§ **Aim of the task**
Can the data below be set down again exactly, line for line?
= Beginning of Section =
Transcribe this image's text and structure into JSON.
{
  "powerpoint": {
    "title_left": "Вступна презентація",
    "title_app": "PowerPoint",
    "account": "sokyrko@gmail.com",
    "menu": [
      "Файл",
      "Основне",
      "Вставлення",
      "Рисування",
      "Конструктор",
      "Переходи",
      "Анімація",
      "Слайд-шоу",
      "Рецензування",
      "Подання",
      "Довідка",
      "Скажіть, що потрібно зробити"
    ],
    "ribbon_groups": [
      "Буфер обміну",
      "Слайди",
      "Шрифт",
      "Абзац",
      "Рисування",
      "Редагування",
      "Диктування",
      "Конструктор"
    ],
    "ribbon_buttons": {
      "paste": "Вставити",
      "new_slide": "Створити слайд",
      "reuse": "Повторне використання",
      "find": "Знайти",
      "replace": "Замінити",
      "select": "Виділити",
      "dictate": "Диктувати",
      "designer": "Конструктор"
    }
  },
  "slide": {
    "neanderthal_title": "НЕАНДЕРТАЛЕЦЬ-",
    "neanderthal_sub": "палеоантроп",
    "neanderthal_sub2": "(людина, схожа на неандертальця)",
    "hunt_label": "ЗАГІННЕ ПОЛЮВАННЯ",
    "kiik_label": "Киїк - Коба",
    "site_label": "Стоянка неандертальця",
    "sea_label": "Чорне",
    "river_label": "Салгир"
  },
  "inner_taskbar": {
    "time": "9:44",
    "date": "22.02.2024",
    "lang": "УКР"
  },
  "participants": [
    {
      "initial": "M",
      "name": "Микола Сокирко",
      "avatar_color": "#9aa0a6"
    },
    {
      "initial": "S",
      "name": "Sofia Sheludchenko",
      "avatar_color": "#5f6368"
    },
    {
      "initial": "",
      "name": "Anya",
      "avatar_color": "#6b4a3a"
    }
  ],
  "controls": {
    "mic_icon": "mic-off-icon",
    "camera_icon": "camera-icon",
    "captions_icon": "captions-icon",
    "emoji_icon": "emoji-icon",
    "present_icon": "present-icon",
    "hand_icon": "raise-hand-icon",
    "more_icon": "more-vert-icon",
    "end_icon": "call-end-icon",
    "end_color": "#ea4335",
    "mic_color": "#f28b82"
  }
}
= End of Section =
§ **Task solution**
Transcribe this image's text and structure into JSON.
{
  "powerpoint": {
    "title_left": "Вступна презентація",
    "title_app": "PowerPoint",
    "account": "sokyrko@gmail.com",
    "menu": [
      "Файл",
      "Основне",
      "Вставлення",
      "Рисування",
      "Конструктор",
      "Переходи",
      "Анімація",
      "Слайд-шоу",
      "Рецензування",
      "Подання",
      "Довідка",
      "Скажіть, що потрібно зробити"
    ],
    "ribbon_groups": [
      "Буфер обміну",
      "Слайди",
      "Шрифт",
      "Абзац",
      "Рисування",
      "Редагування",
      "Диктування",
      "Конструктор"
    ],
    "ribbon_buttons": {
      "paste": "Вставити",
      "new_slide": "Створити слайд",
      "reuse": "Повторне використання",
      "find": "Знайти",
      "replace": "Замінити",
      "select": "Виділити",
      "dictate": "Диктувати",
      "designer": "Конструктор"
    }
  },
  "slide": {
    "neanderthal_title": "НЕАНДЕРТАЛЕЦЬ-",
    "neanderthal_sub": "палеоантроп",
    "neanderthal_sub2": "(людина, схожа на неандертальця)",
    "hunt_label": "ЗАГІННЕ ПОЛЮВАННЯ",
    "kiik_label": "Киїк - Коба",
    "site_label": "Стоянка неандертальця",
    "sea_label": "Чорне",
    "river_label": "Салгир"
  },
  "inner_taskbar": {
    "time": "9:44",
    "date": "22.02.2024",
    "lang": "УКР"
  },
  "participants": [
    {
      "initial": "M",
      "name": "Микола Сокирко",
      "avatar_color": "#9aa0a6"
    },
    {
      "initial": "S",
      "name": "Sofia Sheludchenko",
      "avatar_color": "#5f6368"
    },
    {
      "initial": "",
      "name": "Anya",
      "avatar_color": "#6b4a3a"
    }
  ],
  "controls": {
    "mic_icon": "mic-off-icon",
    "camera_icon": "camera-icon",
    "captions_icon": "captions-icon",
    "emoji_icon": "emoji-icon",
    "present_icon": "present-icon",
    "hand_icon": "raise-hand-icon",
    "more_icon": "more-vert-icon",
    "end_icon": "call-end-icon",
    "end_color": "#ea4335",
    "mic_color": "#f28b82"
  }
}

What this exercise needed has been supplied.